Utility poles were first used in the mid-19th century — over 150 years ago. It should be no surprise that the industry has changed since that time: cables are thicker and are often made of optical fibers instead of copper allowing them to carry higher voltages, for example. This improvement, and many more, is all thanks to the implementation of new technology.
While new technology can (and has) helped advance utility poles themselves, as well as their capabilities, new technology can also be used to advance the management of the utility poles and efficiency of joint use processes. Keep reading to learn how technological developments in the digital age can be used in the utility industry.
Digital Asset Records
From utility pole and asset inventories to joint use partner contracts, records that were once maintained via paper, can now be stored digitally. We are not talking about mere spreadsheets, today there are comprehensive joint use notification systems that are designed specifically for the management of utility poles, conduit, cell tower and other similar assets. This allows for the safety of files and documents (paper, and the writing on it, can be destroyed by flood and fire, not to mention being simply lost or accidentally thrown away). It also allows for easier access to files.Documents can be archived through online management systems that allow users to search for particular files and retrieve them in an instant (it could take hours to find a particular document locked somewhere in a filing cabinet).

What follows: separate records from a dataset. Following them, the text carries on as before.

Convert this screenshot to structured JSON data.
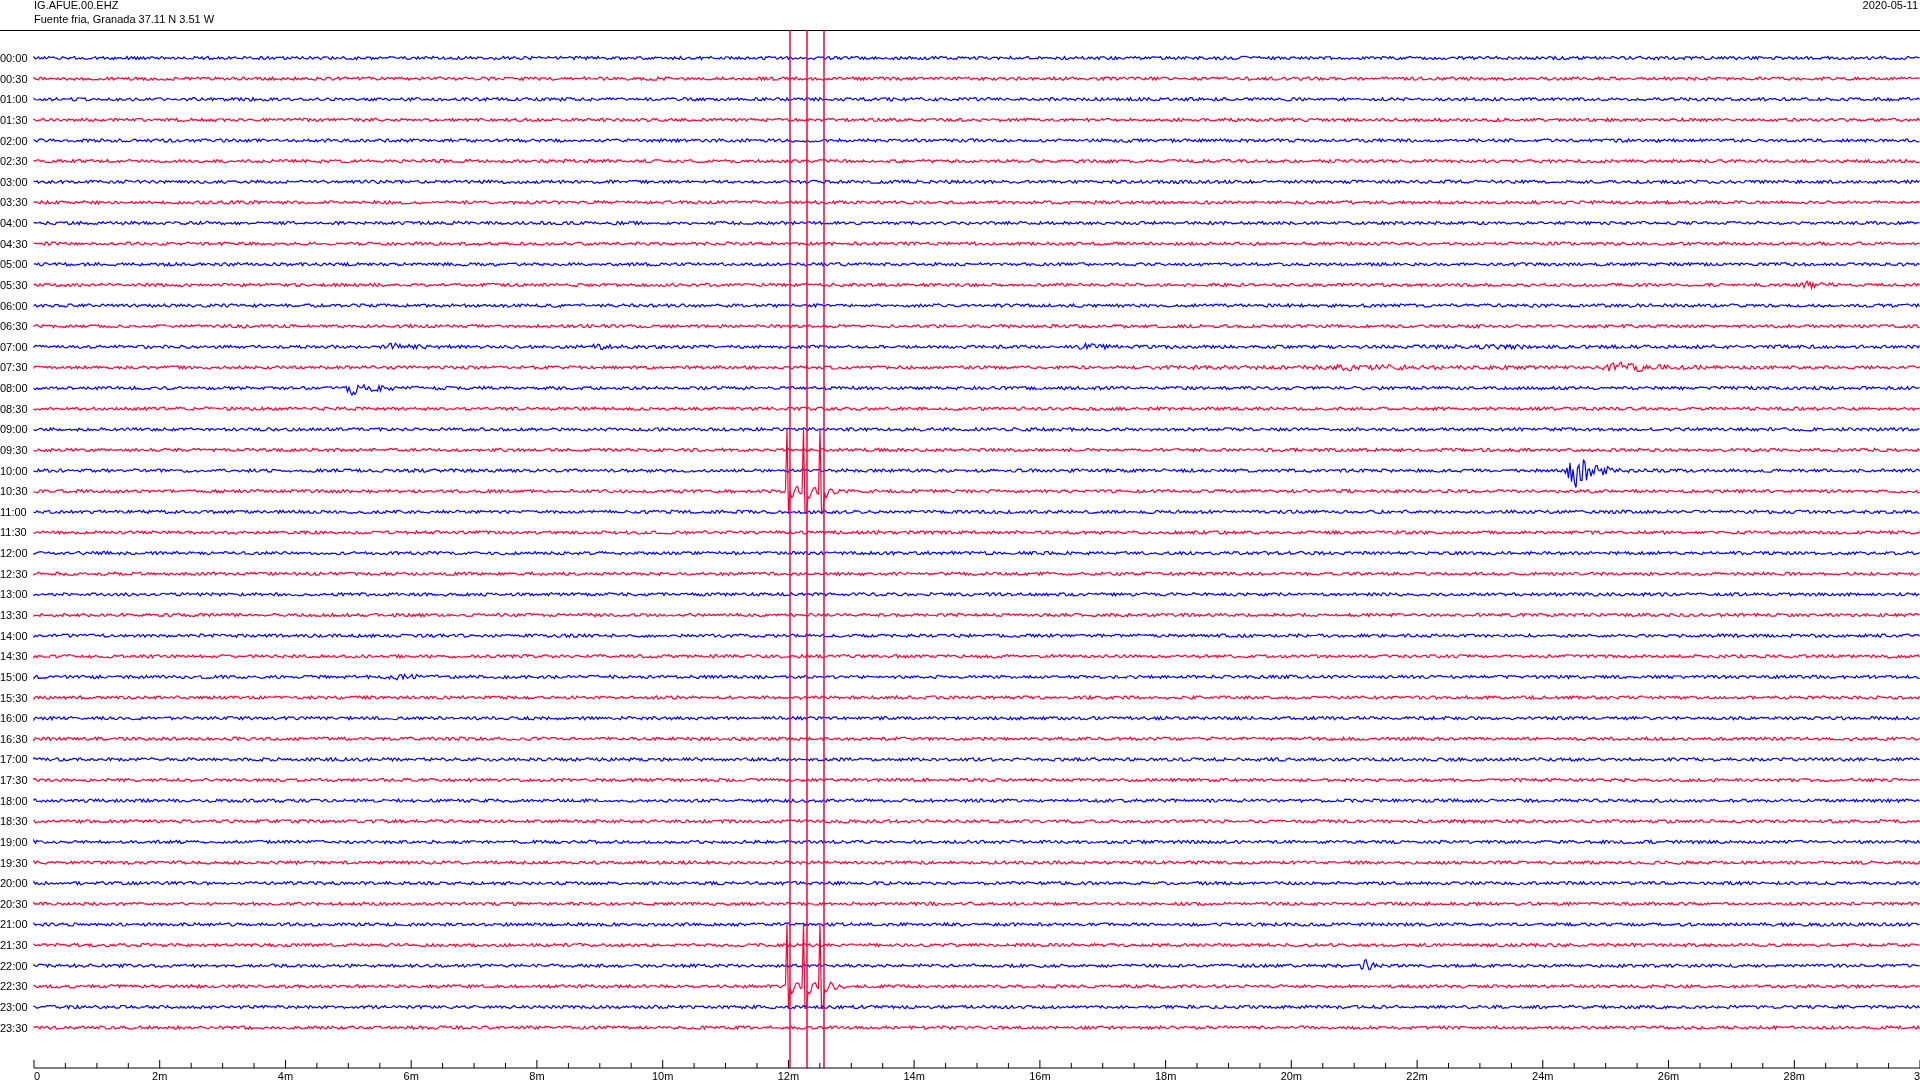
{
  "header": {
    "station": "IG.AFUE.00.EHZ",
    "location": "Fuente fria, Granada  37.11 N 3.51 W",
    "date": "2020-05-11"
  },
  "rows": [
    {
      "time": "00:00",
      "color": "#0000ff"
    },
    {
      "time": "00:30",
      "color": "#ff0033"
    },
    {
      "time": "01:00",
      "color": "#0000ff"
    },
    {
      "time": "01:30",
      "color": "#ff0033"
    },
    {
      "time": "02:00",
      "color": "#0000ff"
    },
    {
      "time": "02:30",
      "color": "#ff0033"
    },
    {
      "time": "03:00",
      "color": "#0000ff"
    },
    {
      "time": "03:30",
      "color": "#ff0033"
    },
    {
      "time": "04:00",
      "color": "#0000ff"
    },
    {
      "time": "04:30",
      "color": "#ff0033"
    },
    {
      "time": "05:00",
      "color": "#0000ff"
    },
    {
      "time": "05:30",
      "color": "#ff0033"
    },
    {
      "time": "06:00",
      "color": "#0000ff"
    },
    {
      "time": "06:30",
      "color": "#ff0033"
    },
    {
      "time": "07:00",
      "color": "#0000ff"
    },
    {
      "time": "07:30",
      "color": "#ff0033"
    },
    {
      "time": "08:00",
      "color": "#0000ff"
    },
    {
      "time": "08:30",
      "color": "#ff0033"
    },
    {
      "time": "09:00",
      "color": "#0000ff"
    },
    {
      "time": "09:30",
      "color": "#ff0033"
    },
    {
      "time": "10:00",
      "color": "#0000ff"
    },
    {
      "time": "10:30",
      "color": "#ff0033"
    },
    {
      "time": "11:00",
      "color": "#0000ff"
    },
    {
      "time": "11:30",
      "color": "#ff0033"
    },
    {
      "time": "12:00",
      "color": "#0000ff"
    },
    {
      "time": "12:30",
      "color": "#ff0033"
    },
    {
      "time": "13:00",
      "color": "#0000ff"
    },
    {
      "time": "13:30",
      "color": "#ff0033"
    },
    {
      "time": "14:00",
      "color": "#0000ff"
    },
    {
      "time": "14:30",
      "color": "#ff0033"
    },
    {
      "time": "15:00",
      "color": "#0000ff"
    },
    {
      "time": "15:30",
      "color": "#ff0033"
    },
    {
      "time": "16:00",
      "color": "#0000ff"
    },
    {
      "time": "16:30",
      "color": "#ff0033"
    },
    {
      "time": "17:00",
      "color": "#0000ff"
    },
    {
      "time": "17:30",
      "color": "#ff0033"
    },
    {
      "time": "18:00",
      "color": "#0000ff"
    },
    {
      "time": "18:30",
      "color": "#ff0033"
    },
    {
      "time": "19:00",
      "color": "#0000ff"
    },
    {
      "time": "19:30",
      "color": "#ff0033"
    },
    {
      "time": "20:00",
      "color": "#0000ff"
    },
    {
      "time": "20:30",
      "color": "#ff0033"
    },
    {
      "time": "21:00",
      "color": "#0000ff"
    },
    {
      "time": "21:30",
      "color": "#ff0033"
    },
    {
      "time": "22:00",
      "color": "#0000ff"
    },
    {
      "time": "22:30",
      "color": "#ff0033"
    },
    {
      "time": "23:00",
      "color": "#0000ff"
    },
    {
      "time": "23:30",
      "color": "#ff0033"
    }
  ],
  "x_axis": {
    "labels": [
      "0",
      "2m",
      "4m",
      "6m",
      "8m",
      "10m",
      "12m",
      "14m",
      "16m",
      "18m",
      "20m",
      "22m",
      "24m",
      "26m",
      "28m",
      "3"
    ]
  }
}
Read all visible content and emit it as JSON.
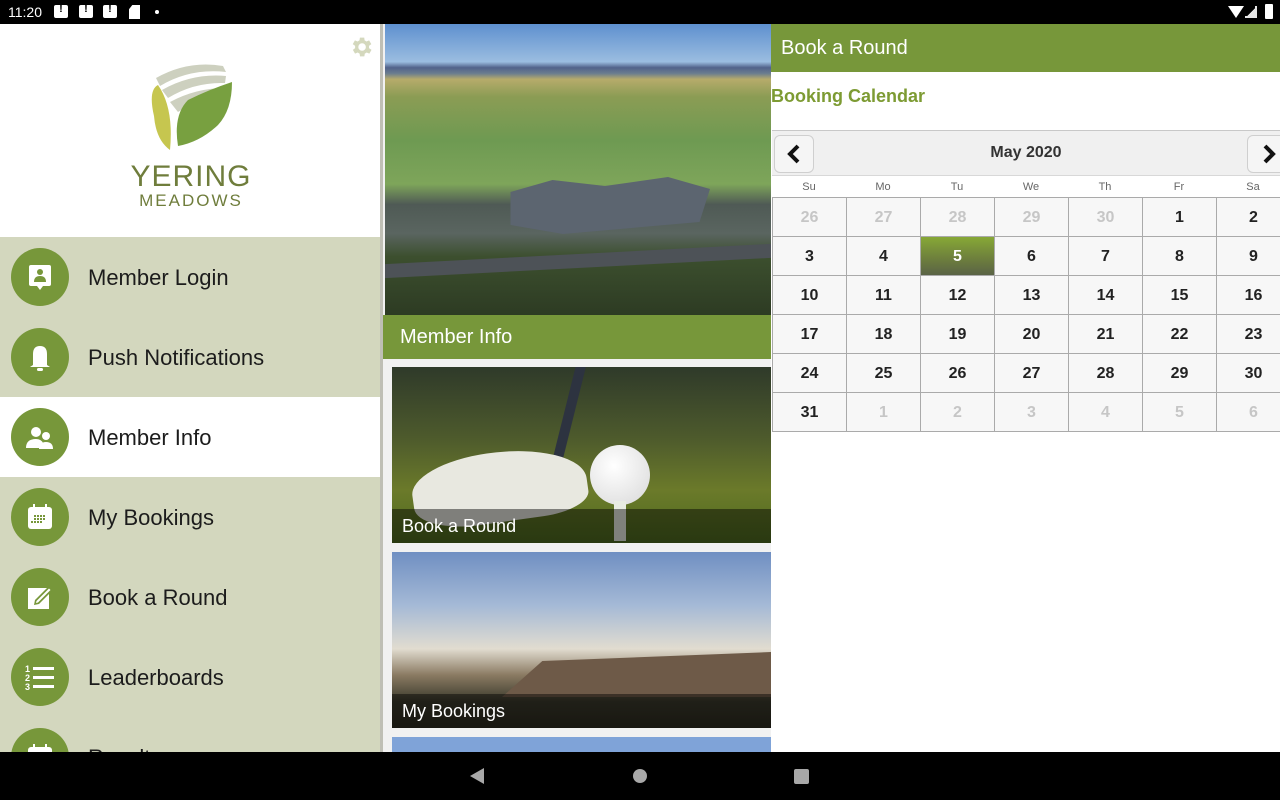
{
  "status_bar": {
    "time": "11:20",
    "icons": [
      "notification-alert-icon",
      "notification-alert-icon",
      "notification-alert-icon",
      "sd-card-icon",
      "dot-icon",
      "wifi-icon",
      "signal-icon",
      "battery-icon"
    ]
  },
  "drawer": {
    "logo": {
      "line1": "YERING",
      "line2": "MEADOWS"
    },
    "settings_icon": "gear-icon",
    "items": [
      {
        "label": "Member Login",
        "icon": "member-login-icon",
        "active": false
      },
      {
        "label": "Push Notifications",
        "icon": "bell-icon",
        "active": false
      },
      {
        "label": "Member Info",
        "icon": "members-icon",
        "active": true
      },
      {
        "label": "My Bookings",
        "icon": "calendar-icon",
        "active": false
      },
      {
        "label": "Book a Round",
        "icon": "edit-icon",
        "active": false
      },
      {
        "label": "Leaderboards",
        "icon": "ranked-list-icon",
        "active": false
      },
      {
        "label": "Results",
        "icon": "calendar-icon",
        "active": false
      }
    ]
  },
  "middle": {
    "section_title": "Member Info",
    "tiles": [
      {
        "caption": "Book a Round"
      },
      {
        "caption": "My Bookings"
      }
    ]
  },
  "right": {
    "header": "Book a Round",
    "calendar_title": "Booking Calendar",
    "calendar": {
      "month_label": "May 2020",
      "prev_icon": "chevron-left-icon",
      "next_icon": "chevron-right-icon",
      "weekdays": [
        "Su",
        "Mo",
        "Tu",
        "We",
        "Th",
        "Fr",
        "Sa"
      ],
      "selected_day": 5,
      "weeks": [
        [
          {
            "d": "26",
            "o": true
          },
          {
            "d": "27",
            "o": true
          },
          {
            "d": "28",
            "o": true
          },
          {
            "d": "29",
            "o": true
          },
          {
            "d": "30",
            "o": true
          },
          {
            "d": "1",
            "o": false
          },
          {
            "d": "2",
            "o": false
          }
        ],
        [
          {
            "d": "3",
            "o": false
          },
          {
            "d": "4",
            "o": false
          },
          {
            "d": "5",
            "o": false,
            "s": true
          },
          {
            "d": "6",
            "o": false
          },
          {
            "d": "7",
            "o": false
          },
          {
            "d": "8",
            "o": false
          },
          {
            "d": "9",
            "o": false
          }
        ],
        [
          {
            "d": "10",
            "o": false
          },
          {
            "d": "11",
            "o": false
          },
          {
            "d": "12",
            "o": false
          },
          {
            "d": "13",
            "o": false
          },
          {
            "d": "14",
            "o": false
          },
          {
            "d": "15",
            "o": false
          },
          {
            "d": "16",
            "o": false
          }
        ],
        [
          {
            "d": "17",
            "o": false
          },
          {
            "d": "18",
            "o": false
          },
          {
            "d": "19",
            "o": false
          },
          {
            "d": "20",
            "o": false
          },
          {
            "d": "21",
            "o": false
          },
          {
            "d": "22",
            "o": false
          },
          {
            "d": "23",
            "o": false
          }
        ],
        [
          {
            "d": "24",
            "o": false
          },
          {
            "d": "25",
            "o": false
          },
          {
            "d": "26",
            "o": false
          },
          {
            "d": "27",
            "o": false
          },
          {
            "d": "28",
            "o": false
          },
          {
            "d": "29",
            "o": false
          },
          {
            "d": "30",
            "o": false
          }
        ],
        [
          {
            "d": "31",
            "o": false
          },
          {
            "d": "1",
            "o": true
          },
          {
            "d": "2",
            "o": true
          },
          {
            "d": "3",
            "o": true
          },
          {
            "d": "4",
            "o": true
          },
          {
            "d": "5",
            "o": true
          },
          {
            "d": "6",
            "o": true
          }
        ]
      ]
    }
  },
  "nav_bar": {
    "buttons": [
      "back-icon",
      "home-icon",
      "recents-icon"
    ]
  },
  "colors": {
    "accent": "#77973a",
    "drawer_bg": "#d3d7be",
    "title_green": "#7d9b33"
  }
}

Web-based communication systems allow companies to easily communicate internally and externally, all while saving the communications in case they are needed for reference in the future, reducing paper costs and limiting a company’s eco-footprint.
GPS technology allows utility workers to capture GPS coordinates (latitude and longitude) of utility poles and assets in the field in order to provide exact location information for pole inventories and repairs. It also quickens the inventory process – workers can capture location coordinated with the click of a button.
When people hear the term social media they may immediately think of catching up with their friends from high school, but social media can be a very important tool for utility companies. For example, social media, such as Twitter or Facebook is now used to provide information to customers regarding estimated power restoration times after weather systems that cause widespread outages.
Utility companies are now even embracing smart phone technology and developing apps. One such app lets users report leaning utility poles and trees growing into power lines. “The application allows users to use a smart phone to photograph the hazard and the closest utility pole number corresponding to the hazard’s location, identify its GPS coordinates, and define the hazard type from a drop-down menu.” The data will then be provided to the local utility companies for further action.1
There are many more ways than those listed here to improve utility pole management through advanced technology, and there will continue to be even more as technology advances. It is often easier to accept these new technologies when they affect the physical industry assets such as the utility poles, however, the value of technological improvements for the management of poles can be even greater.